• [EXERCISE DESCRIPTION] Exact reproduction of the following data is required.

------------------------

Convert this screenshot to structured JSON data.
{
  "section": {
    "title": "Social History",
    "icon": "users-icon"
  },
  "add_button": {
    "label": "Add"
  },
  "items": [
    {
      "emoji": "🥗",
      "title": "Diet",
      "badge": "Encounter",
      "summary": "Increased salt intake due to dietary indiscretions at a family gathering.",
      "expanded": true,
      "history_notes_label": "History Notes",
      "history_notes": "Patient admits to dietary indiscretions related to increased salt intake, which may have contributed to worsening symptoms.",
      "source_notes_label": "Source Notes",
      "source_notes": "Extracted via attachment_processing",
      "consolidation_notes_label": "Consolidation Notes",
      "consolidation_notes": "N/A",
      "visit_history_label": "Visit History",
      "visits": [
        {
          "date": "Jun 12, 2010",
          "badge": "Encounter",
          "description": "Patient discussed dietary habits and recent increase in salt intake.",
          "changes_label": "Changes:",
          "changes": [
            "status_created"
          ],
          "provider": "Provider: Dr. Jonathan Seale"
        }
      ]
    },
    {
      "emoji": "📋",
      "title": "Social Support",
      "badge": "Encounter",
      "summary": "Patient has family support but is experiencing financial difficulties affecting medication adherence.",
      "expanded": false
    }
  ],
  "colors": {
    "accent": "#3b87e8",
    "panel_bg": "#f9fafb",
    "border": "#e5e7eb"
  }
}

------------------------

• [OUTPUT OF THE TASK]
Convert this screenshot to structured JSON data.
{
  "section": {
    "title": "Social History",
    "icon": "users-icon"
  },
  "add_button": {
    "label": "Add"
  },
  "items": [
    {
      "emoji": "🥗",
      "title": "Diet",
      "badge": "Encounter",
      "summary": "Increased salt intake due to dietary indiscretions at a family gathering.",
      "expanded": true,
      "history_notes_label": "History Notes",
      "history_notes": "Patient admits to dietary indiscretions related to increased salt intake, which may have contributed to worsening symptoms.",
      "source_notes_label": "Source Notes",
      "source_notes": "Extracted via attachment_processing",
      "consolidation_notes_label": "Consolidation Notes",
      "consolidation_notes": "N/A",
      "visit_history_label": "Visit History",
      "visits": [
        {
          "date": "Jun 12, 2010",
          "badge": "Encounter",
          "description": "Patient discussed dietary habits and recent increase in salt intake.",
          "changes_label": "Changes:",
          "changes": [
            "status_created"
          ],
          "provider": "Provider: Dr. Jonathan Seale"
        }
      ]
    },
    {
      "emoji": "📋",
      "title": "Social Support",
      "badge": "Encounter",
      "summary": "Patient has family support but is experiencing financial difficulties affecting medication adherence.",
      "expanded": false
    }
  ],
  "colors": {
    "accent": "#3b87e8",
    "panel_bg": "#f9fafb",
    "border": "#e5e7eb"
  }
}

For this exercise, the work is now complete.